In 1980 was there any feeling the fact one of those police departments was somewhat responsible for the events that--
But, ah, no I don't think so because I, I, I think that, um, that, ah, the same kind of problems, ah, that are, that have occurred and occurred then in Metropolitan Dade County, those were Metro police officers that were accused, ah, had also occurred in the City of Miami. I mean there's a, there's a tradition that goes back to Chief Walter Headley whose famous statement, ah, famous in this community and the State of Florida is when the, when, when the looting starts, the shooting starts. I mean that's the tradition. This was a southern police department, ah, of a southern city which is what Miami was up until the advent, the arrival of the Cubans in 1960. And this community has changed totally. But the mentality of that police department continues, I mean it has life, it has a history. That same mentality exists at Metro and at the City of Miami. And, and I think it's been part of the problem because, because of the process of assimilation. When you assimilate, you assimilate into that mentality. So that the so-called redneck mentality that existed here, ah, that we inherit from our southern traditions, ah, you think that the Cubans who come over are going to be sympathetic to minority causes and minority positions with the Black police officers. Not so. They identified immediately w- with the White police officers and that's who they try to integrate with and emulate. And that's, and the assimilation process takes that in. So all of these problems that have occurred in the police department of Miami, ah, from a, from a sociological or a cultural anthropological point of view deals with that phenomenon.
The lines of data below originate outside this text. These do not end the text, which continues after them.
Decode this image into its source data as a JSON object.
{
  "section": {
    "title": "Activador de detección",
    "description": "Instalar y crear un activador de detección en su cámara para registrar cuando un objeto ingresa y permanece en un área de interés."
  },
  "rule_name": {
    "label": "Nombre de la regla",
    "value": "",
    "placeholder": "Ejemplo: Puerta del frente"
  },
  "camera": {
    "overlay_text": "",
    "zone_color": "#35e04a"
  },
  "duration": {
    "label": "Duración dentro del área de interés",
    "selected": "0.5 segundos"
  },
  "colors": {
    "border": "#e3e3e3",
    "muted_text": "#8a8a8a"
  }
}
OK, I'm going to take a quick check on how much film we have.
The meeting with President Carter took place in Liberty City. It was a bland meeting. Carter was on the defensive. It was obvious to me, ah, having known him and seen him in other situations that he was, ah, that he was uptight. Ah, he was obviously at that time concerned with the Mariel problem. He was, ah, the, the Iran, ah, situation was, ah, and the hostages was obviously on his mind, and the election was on his mind. He made a lot of promises, it was, ah, it was not an organized meeting. It, in my opinion nothing was accomplished. If, if anything it exacerbated things because it created false hope. And I think, ah, Carter made promises that, ah, six months later he was out of office and therefore he was not able to keep. And Reagan, was not interested in keeping any of those promises and they have not been kept.
OK, let's stop down, I think we should probably change the camera roll.